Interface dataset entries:
== Segment start ==
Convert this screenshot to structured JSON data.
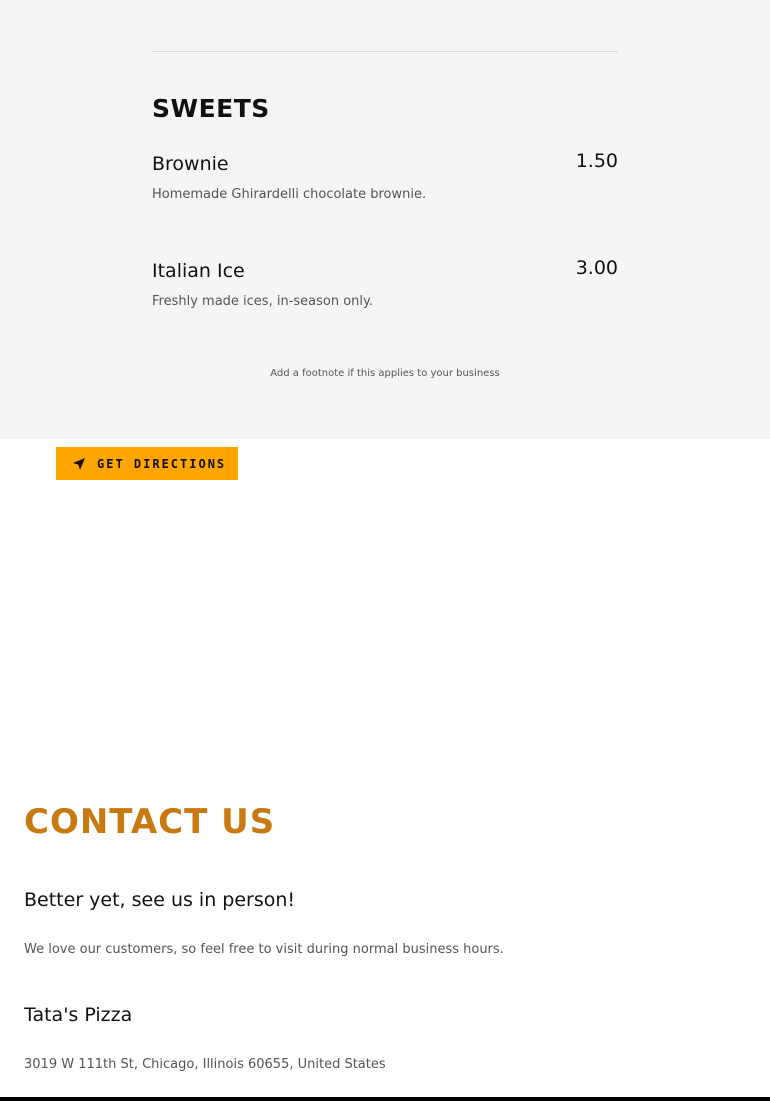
{
  "menu": {
    "category_title": "SWEETS",
    "items": [
      {
        "name": "Brownie",
        "price": "1.50",
        "description": "Homemade Ghirardelli chocolate brownie."
      },
      {
        "name": "Italian Ice",
        "price": "3.00",
        "description": "Freshly made ices, in-season only."
      }
    ],
    "footnote": "Add a footnote if this applies to your business"
  },
  "directions": {
    "label": "GET DIRECTIONS",
    "icon": "navigation-arrow-icon"
  },
  "contact": {
    "title": "CONTACT US",
    "subtitle": "Better yet, see us in person!",
    "text": "We love our customers, so feel free to visit during normal business hours.",
    "business_name": "Tata's Pizza",
    "address": "3019 W 111th St, Chicago, Illinois 60655, United States"
  },
  "colors": {
    "accent_button": "#ffa500",
    "contact_title": "#c87a10",
    "menu_background": "#f5f5f5"
  }
}
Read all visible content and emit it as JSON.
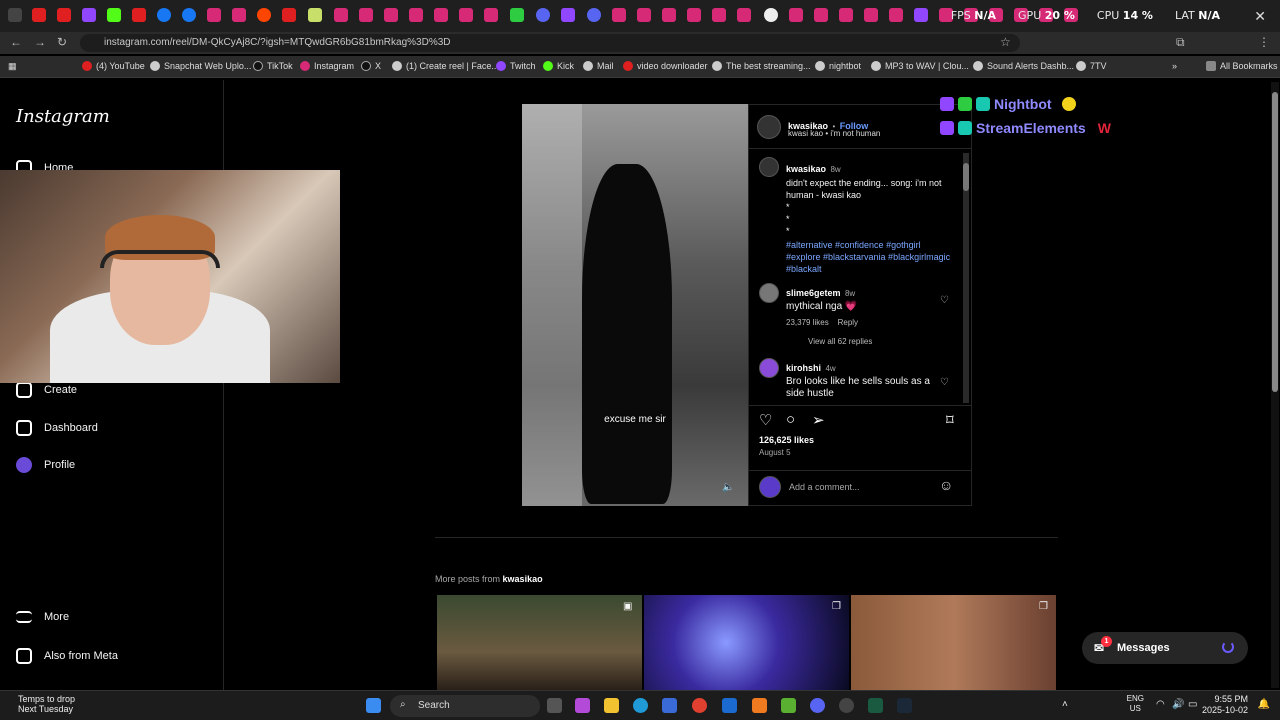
{
  "overlay": {
    "fps_label": "FPS",
    "fps_value": "N/A",
    "gpu_label": "GPU",
    "gpu_value": "20 %",
    "cpu_label": "CPU",
    "cpu_value": "14 %",
    "lat_label": "LAT",
    "lat_value": "N/A"
  },
  "browser": {
    "url": "instagram.com/reel/DM-QkCyAj8C/?igsh=MTQwdGR6bG81bmRkag%3D%3D",
    "bookmarks": [
      "(4) YouTube",
      "Snapchat Web Uplo...",
      "TikTok",
      "Instagram",
      "X",
      "(1) Create reel | Face...",
      "Twitch",
      "Kick",
      "Mail",
      "video downloader",
      "The best streaming...",
      "nightbot",
      "MP3 to WAV | Clou...",
      "Sound Alerts Dashb...",
      "7TV"
    ],
    "all_bookmarks": "All Bookmarks"
  },
  "sidebar": {
    "logo": "Instagram",
    "items": {
      "home": "Home",
      "create": "Create",
      "dashboard": "Dashboard",
      "profile": "Profile",
      "more": "More",
      "meta": "Also from Meta"
    }
  },
  "post": {
    "video_caption": "excuse me sir",
    "author": "kwasikao",
    "follow": "Follow",
    "separator": "•",
    "subtitle": "kwasi kao • i'm not human",
    "caption_time": "8w",
    "caption": "didn't expect the ending... song: i'm not human - kwasi kao",
    "dots": [
      "*",
      "*",
      "*"
    ],
    "hashtags": "#alternative #confidence #gothgirl #explore #blackstarvania #blackgirlmagic #blackalt",
    "comments": [
      {
        "user": "slime6getem",
        "time": "8w",
        "text": "mythical nga 💗",
        "likes": "23,379 likes",
        "reply": "Reply",
        "view_replies": "View all 62 replies"
      },
      {
        "user": "kirohshi",
        "time": "4w",
        "text": "Bro looks like he sells souls as a side hustle"
      }
    ],
    "likes": "126,625 likes",
    "date": "August 5",
    "add_comment": "Add a comment..."
  },
  "stream_overlay": {
    "nightbot": "Nightbot",
    "streamelements": "StreamElements",
    "w": "W"
  },
  "more_posts": {
    "label": "More posts from",
    "author": "kwasikao"
  },
  "messages": {
    "label": "Messages",
    "badge": "1"
  },
  "taskbar": {
    "weather_title": "Temps to drop",
    "weather_sub": "Next Tuesday",
    "search": "Search",
    "lang1": "ENG",
    "lang2": "US",
    "time": "9:55 PM",
    "date": "2025-10-02"
  }
}
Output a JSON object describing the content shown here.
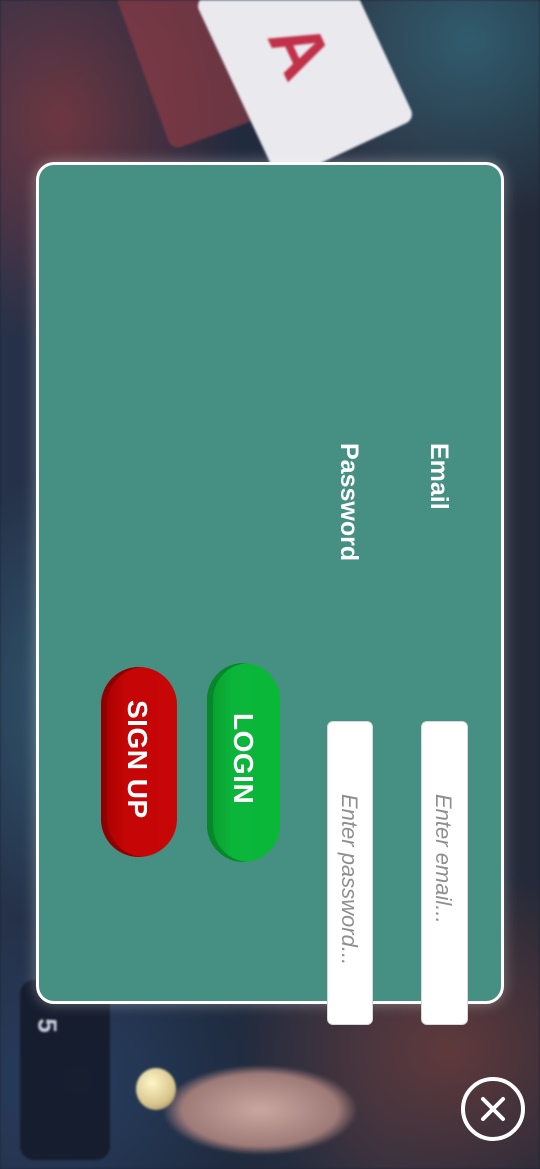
{
  "login_modal": {
    "email_label": "Email",
    "email_placeholder": "Enter email...",
    "password_label": "Password",
    "password_placeholder": "Enter password...",
    "login_button": "LOGIN",
    "signup_button": "SIGN UP",
    "close_icon": "close-icon"
  },
  "background": {
    "chip_number": "5"
  },
  "colors": {
    "modal_background": "#458f83",
    "login_button": "#0bb53a",
    "signup_button": "#c60606",
    "border": "#ffffff"
  }
}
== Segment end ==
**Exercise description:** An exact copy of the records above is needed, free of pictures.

**Written response:**
Convert this screenshot to structured JSON data.
{
  "menu": {
    "category_title": "SWEETS",
    "items": [
      {
        "name": "Brownie",
        "price": "1.50",
        "description": "Homemade Ghirardelli chocolate brownie."
      },
      {
        "name": "Italian Ice",
        "price": "3.00",
        "description": "Freshly made ices, in-season only."
      }
    ],
    "footnote": "Add a footnote if this applies to your business"
  },
  "directions": {
    "label": "GET DIRECTIONS",
    "icon": "navigation-arrow-icon"
  },
  "contact": {
    "title": "CONTACT US",
    "subtitle": "Better yet, see us in person!",
    "text": "We love our customers, so feel free to visit during normal business hours.",
    "business_name": "Tata's Pizza",
    "address": "3019 W 111th St, Chicago, Illinois 60655, United States"
  },
  "colors": {
    "accent_button": "#ffa500",
    "contact_title": "#c87a10",
    "menu_background": "#f5f5f5"
  }
}
Read all visible content and emit it as JSON.
{
  "overlay": {
    "fps_label": "FPS",
    "fps_value": "N/A",
    "gpu_label": "GPU",
    "gpu_value": "20 %",
    "cpu_label": "CPU",
    "cpu_value": "14 %",
    "lat_label": "LAT",
    "lat_value": "N/A"
  },
  "browser": {
    "url": "instagram.com/reel/DM-QkCyAj8C/?igsh=MTQwdGR6bG81bmRkag%3D%3D",
    "bookmarks": [
      "(4) YouTube",
      "Snapchat Web Uplo...",
      "TikTok",
      "Instagram",
      "X",
      "(1) Create reel | Face...",
      "Twitch",
      "Kick",
      "Mail",
      "video downloader",
      "The best streaming...",
      "nightbot",
      "MP3 to WAV | Clou...",
      "Sound Alerts Dashb...",
      "7TV"
    ],
    "all_bookmarks": "All Bookmarks"
  },
  "sidebar": {
    "logo": "Instagram",
    "items": {
      "home": "Home",
      "create": "Create",
      "dashboard": "Dashboard",
      "profile": "Profile",
      "more": "More",
      "meta": "Also from Meta"
    }
  },
  "post": {
    "video_caption": "excuse me sir",
    "author": "kwasikao",
    "follow": "Follow",
    "separator": "•",
    "subtitle": "kwasi kao • i'm not human",
    "caption_time": "8w",
    "caption": "didn't expect the ending... song: i'm not human - kwasi kao",
    "dots": [
      "*",
      "*",
      "*"
    ],
    "hashtags": "#alternative #confidence #gothgirl #explore #blackstarvania #blackgirlmagic #blackalt",
    "comments": [
      {
        "user": "slime6getem",
        "time": "8w",
        "text": "mythical nga 💗",
        "likes": "23,379 likes",
        "reply": "Reply",
        "view_replies": "View all 62 replies"
      },
      {
        "user": "kirohshi",
        "time": "4w",
        "text": "Bro looks like he sells souls as a side hustle"
      }
    ],
    "likes": "126,625 likes",
    "date": "August 5",
    "add_comment": "Add a comment..."
  },
  "stream_overlay": {
    "nightbot": "Nightbot",
    "streamelements": "StreamElements",
    "w": "W"
  },
  "more_posts": {
    "label": "More posts from",
    "author": "kwasikao"
  },
  "messages": {
    "label": "Messages",
    "badge": "1"
  },
  "taskbar": {
    "weather_title": "Temps to drop",
    "weather_sub": "Next Tuesday",
    "search": "Search",
    "lang1": "ENG",
    "lang2": "US",
    "time": "9:55 PM",
    "date": "2025-10-02"
  }
}
Output a JSON object describing the content shown here.
{
  "login_modal": {
    "email_label": "Email",
    "email_placeholder": "Enter email...",
    "password_label": "Password",
    "password_placeholder": "Enter password...",
    "login_button": "LOGIN",
    "signup_button": "SIGN UP",
    "close_icon": "close-icon"
  },
  "background": {
    "chip_number": "5"
  },
  "colors": {
    "modal_background": "#458f83",
    "login_button": "#0bb53a",
    "signup_button": "#c60606",
    "border": "#ffffff"
  }
}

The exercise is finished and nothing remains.